What is expected: In the entries below, find every line with "screenshot" and copy it.

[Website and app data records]
━━━━━━

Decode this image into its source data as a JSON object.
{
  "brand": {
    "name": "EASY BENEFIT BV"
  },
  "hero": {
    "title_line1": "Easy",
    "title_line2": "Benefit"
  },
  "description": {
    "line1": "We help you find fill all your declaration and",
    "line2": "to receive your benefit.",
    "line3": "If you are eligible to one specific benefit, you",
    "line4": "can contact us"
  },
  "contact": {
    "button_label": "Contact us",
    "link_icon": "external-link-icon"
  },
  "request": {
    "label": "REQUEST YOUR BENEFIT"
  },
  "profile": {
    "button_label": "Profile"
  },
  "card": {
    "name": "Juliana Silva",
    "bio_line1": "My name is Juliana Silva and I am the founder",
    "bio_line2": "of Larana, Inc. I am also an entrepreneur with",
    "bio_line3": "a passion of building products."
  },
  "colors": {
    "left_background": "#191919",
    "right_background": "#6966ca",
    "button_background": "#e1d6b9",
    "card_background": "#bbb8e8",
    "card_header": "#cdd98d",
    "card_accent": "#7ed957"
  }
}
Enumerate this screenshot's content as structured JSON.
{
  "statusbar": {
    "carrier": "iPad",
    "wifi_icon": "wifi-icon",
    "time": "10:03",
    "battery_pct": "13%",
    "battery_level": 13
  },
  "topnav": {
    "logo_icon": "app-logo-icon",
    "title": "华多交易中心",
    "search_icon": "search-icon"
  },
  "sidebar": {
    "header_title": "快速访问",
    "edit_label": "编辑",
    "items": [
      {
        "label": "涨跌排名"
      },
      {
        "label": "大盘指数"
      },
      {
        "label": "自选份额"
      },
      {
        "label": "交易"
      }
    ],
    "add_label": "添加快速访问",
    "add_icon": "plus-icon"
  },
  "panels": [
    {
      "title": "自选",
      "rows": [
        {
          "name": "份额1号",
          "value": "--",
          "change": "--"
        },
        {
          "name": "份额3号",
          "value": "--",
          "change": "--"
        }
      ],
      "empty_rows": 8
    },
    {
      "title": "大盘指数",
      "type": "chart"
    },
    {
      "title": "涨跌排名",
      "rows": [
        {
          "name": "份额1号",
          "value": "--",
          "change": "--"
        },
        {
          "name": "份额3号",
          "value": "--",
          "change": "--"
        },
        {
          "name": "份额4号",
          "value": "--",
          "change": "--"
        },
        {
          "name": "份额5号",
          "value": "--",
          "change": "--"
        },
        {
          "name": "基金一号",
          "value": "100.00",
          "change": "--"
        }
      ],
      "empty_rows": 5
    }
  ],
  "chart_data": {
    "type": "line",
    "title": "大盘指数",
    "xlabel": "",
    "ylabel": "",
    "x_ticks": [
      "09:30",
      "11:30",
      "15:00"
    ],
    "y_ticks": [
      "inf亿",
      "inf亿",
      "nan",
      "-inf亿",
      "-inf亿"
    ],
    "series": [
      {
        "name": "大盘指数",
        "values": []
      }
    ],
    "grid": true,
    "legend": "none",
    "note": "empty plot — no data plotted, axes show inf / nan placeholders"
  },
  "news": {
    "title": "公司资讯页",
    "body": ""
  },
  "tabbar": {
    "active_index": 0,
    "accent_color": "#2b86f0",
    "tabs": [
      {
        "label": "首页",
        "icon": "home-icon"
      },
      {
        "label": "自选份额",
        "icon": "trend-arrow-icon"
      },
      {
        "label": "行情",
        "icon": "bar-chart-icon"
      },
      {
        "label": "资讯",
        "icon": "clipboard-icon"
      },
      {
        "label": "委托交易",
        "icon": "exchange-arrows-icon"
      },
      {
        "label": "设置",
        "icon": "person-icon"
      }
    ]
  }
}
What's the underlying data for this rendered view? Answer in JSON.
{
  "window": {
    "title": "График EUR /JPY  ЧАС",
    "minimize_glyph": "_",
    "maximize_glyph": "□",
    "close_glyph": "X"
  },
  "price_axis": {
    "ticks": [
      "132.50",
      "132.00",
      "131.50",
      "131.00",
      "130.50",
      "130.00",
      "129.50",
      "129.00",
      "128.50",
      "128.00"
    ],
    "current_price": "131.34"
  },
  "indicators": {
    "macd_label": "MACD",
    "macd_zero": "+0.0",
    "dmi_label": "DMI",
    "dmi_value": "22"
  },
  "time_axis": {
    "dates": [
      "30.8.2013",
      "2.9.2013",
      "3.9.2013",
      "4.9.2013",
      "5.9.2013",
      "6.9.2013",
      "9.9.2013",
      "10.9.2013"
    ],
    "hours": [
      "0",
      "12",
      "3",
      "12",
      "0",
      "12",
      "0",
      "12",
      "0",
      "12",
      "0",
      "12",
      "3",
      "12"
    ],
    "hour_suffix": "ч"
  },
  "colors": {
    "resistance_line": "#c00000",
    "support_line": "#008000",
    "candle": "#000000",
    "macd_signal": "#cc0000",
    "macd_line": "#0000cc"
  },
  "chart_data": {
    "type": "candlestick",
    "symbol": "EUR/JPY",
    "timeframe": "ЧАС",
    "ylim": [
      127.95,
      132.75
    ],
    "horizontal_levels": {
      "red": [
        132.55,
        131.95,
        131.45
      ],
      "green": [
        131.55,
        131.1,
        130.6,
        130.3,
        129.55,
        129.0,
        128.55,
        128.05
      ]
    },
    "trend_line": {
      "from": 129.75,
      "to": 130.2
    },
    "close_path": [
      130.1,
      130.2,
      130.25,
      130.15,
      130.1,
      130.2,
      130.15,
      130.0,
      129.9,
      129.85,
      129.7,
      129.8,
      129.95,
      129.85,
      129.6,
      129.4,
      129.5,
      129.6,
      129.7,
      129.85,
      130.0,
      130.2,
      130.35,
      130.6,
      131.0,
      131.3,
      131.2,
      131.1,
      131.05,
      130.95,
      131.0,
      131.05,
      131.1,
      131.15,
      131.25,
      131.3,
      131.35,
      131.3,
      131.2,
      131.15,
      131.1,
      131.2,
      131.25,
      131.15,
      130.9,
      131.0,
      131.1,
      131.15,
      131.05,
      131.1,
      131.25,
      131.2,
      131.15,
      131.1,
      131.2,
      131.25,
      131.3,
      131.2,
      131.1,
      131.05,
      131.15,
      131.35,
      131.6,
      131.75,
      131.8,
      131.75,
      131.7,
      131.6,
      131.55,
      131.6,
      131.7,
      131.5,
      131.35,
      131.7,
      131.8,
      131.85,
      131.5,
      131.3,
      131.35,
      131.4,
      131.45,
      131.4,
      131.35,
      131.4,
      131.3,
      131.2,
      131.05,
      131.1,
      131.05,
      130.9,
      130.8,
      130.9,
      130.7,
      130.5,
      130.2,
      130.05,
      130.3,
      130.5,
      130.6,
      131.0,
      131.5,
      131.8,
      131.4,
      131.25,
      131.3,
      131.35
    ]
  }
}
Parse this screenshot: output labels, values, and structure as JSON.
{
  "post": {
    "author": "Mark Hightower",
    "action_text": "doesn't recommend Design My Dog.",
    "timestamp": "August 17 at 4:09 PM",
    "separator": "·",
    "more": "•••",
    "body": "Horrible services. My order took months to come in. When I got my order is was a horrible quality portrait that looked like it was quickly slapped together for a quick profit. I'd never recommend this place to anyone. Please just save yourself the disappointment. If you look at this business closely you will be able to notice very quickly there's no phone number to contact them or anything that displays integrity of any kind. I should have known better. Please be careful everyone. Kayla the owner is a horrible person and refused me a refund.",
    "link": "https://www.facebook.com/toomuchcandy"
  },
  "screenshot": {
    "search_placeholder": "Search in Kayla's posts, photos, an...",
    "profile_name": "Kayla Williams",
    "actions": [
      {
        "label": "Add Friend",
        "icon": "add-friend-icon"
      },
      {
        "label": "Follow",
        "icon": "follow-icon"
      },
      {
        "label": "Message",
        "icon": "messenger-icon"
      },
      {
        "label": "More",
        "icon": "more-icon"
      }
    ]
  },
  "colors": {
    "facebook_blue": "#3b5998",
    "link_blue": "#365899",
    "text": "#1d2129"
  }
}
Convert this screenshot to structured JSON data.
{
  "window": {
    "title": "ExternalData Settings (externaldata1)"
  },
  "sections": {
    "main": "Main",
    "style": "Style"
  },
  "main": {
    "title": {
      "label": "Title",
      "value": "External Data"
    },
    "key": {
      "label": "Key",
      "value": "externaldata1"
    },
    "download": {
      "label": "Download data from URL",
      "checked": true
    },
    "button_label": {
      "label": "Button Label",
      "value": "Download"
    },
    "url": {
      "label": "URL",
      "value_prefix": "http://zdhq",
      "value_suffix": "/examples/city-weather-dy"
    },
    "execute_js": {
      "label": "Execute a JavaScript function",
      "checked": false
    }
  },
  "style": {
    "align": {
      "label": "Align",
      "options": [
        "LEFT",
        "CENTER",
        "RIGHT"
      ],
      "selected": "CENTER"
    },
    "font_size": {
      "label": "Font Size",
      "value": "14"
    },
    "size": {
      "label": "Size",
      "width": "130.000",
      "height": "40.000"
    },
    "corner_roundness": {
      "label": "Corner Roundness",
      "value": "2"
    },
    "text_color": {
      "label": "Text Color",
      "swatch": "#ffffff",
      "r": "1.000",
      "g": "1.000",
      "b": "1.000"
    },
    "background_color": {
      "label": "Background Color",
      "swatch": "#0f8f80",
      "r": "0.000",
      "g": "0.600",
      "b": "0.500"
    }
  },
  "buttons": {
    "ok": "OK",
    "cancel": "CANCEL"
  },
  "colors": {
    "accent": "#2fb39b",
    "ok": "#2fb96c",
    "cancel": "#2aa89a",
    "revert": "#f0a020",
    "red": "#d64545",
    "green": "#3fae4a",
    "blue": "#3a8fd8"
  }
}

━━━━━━

The completed task:
Enumerate this screenshot's content as structured JSON.
Parse this screenshot: output labels, values, and structure as JSON.
  "screenshot": {
Convert this screenshot to structured JSON data.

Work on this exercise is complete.